“The more volunteers we have, the better,” Parks Department spokeswoman Sarah Nichter said. “It's a wonderful opportunity for families to come out and for parents to teach kids how important trees are in the community.
“Donating is an option for people who aren't able to come out and volunteer but still want to help out.”
The Great Tree Canopy Comeback is a grass-roots movement to combat the critical loss of trees in Fort Wayne.
Since the 1940s, the city's tree canopy had decreased by almost 50 percent, a hired consultant told the Parks Department in 2002, Nichter said. Diseases wiped out trees, and budget cuts wouldn't allow for total replacement.
“The Dutch elm disease destroyed elm trees, which were a major tree in this area because they were native,” Nichter said. “That's why a lot of our old streets have no trees at all.”
Since 2002, more than 1,650 trees have been planted. Nichter said the tree trunks are about 2 inches around and stand 10 to 12 feet tall. In the past, trees have been planted along roadways between curbs and sidewalks.
“They're good-sized trees, and we want them to have a chance to survive,” she said.
Great Tree Canopy ComebackWhen: 10 a.m. Saturday
Where: Johnny Appleseed and Shoaff park and Salomon Farm in Fort Wayne; Werling Park in New Haven; and Metea County Park
To volunteer or donate: Contact Natalie Eggeman, Parks & Recreation public information officer, 427-6028 or Michelle Briggs Wedaman, Great Tree Canopy coordinator, 710-4413

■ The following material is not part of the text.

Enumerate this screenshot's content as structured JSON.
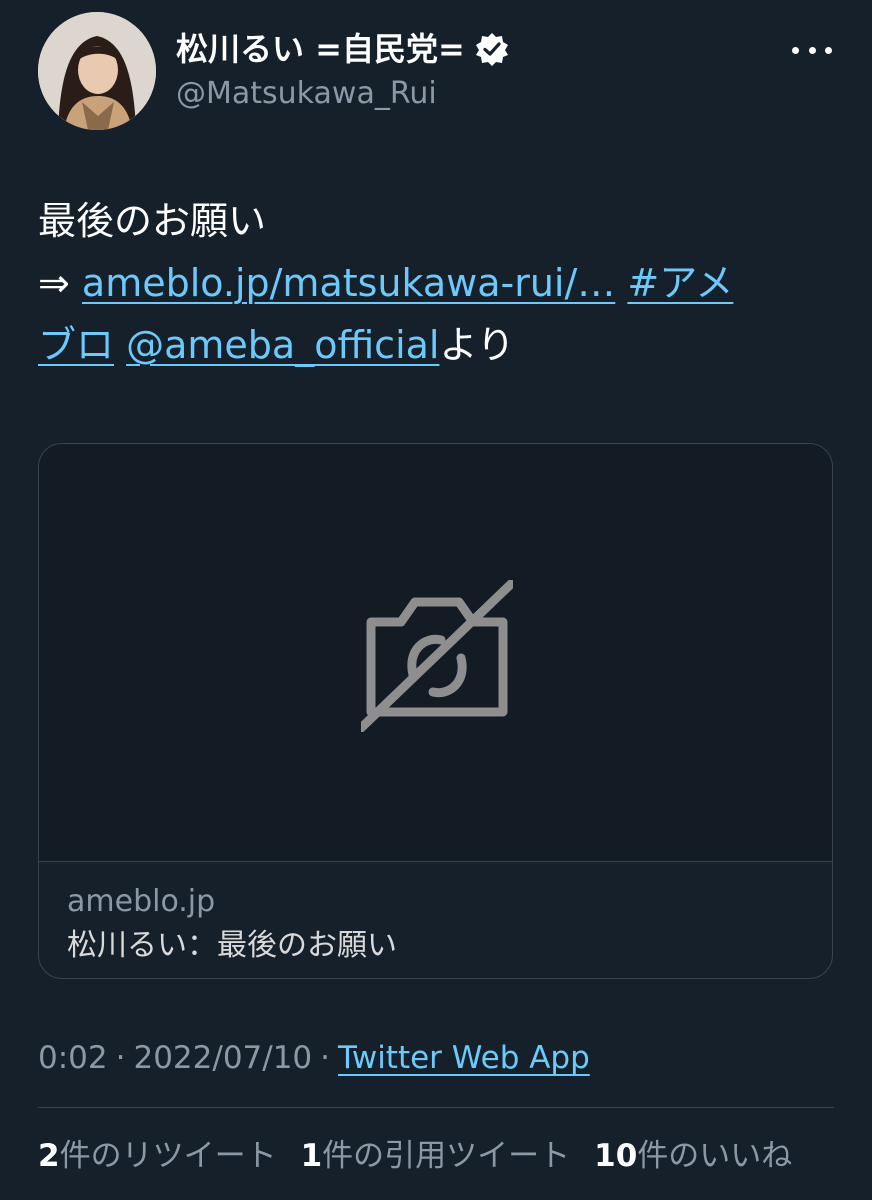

Volunteers are asked to register in advance and bring a shovel.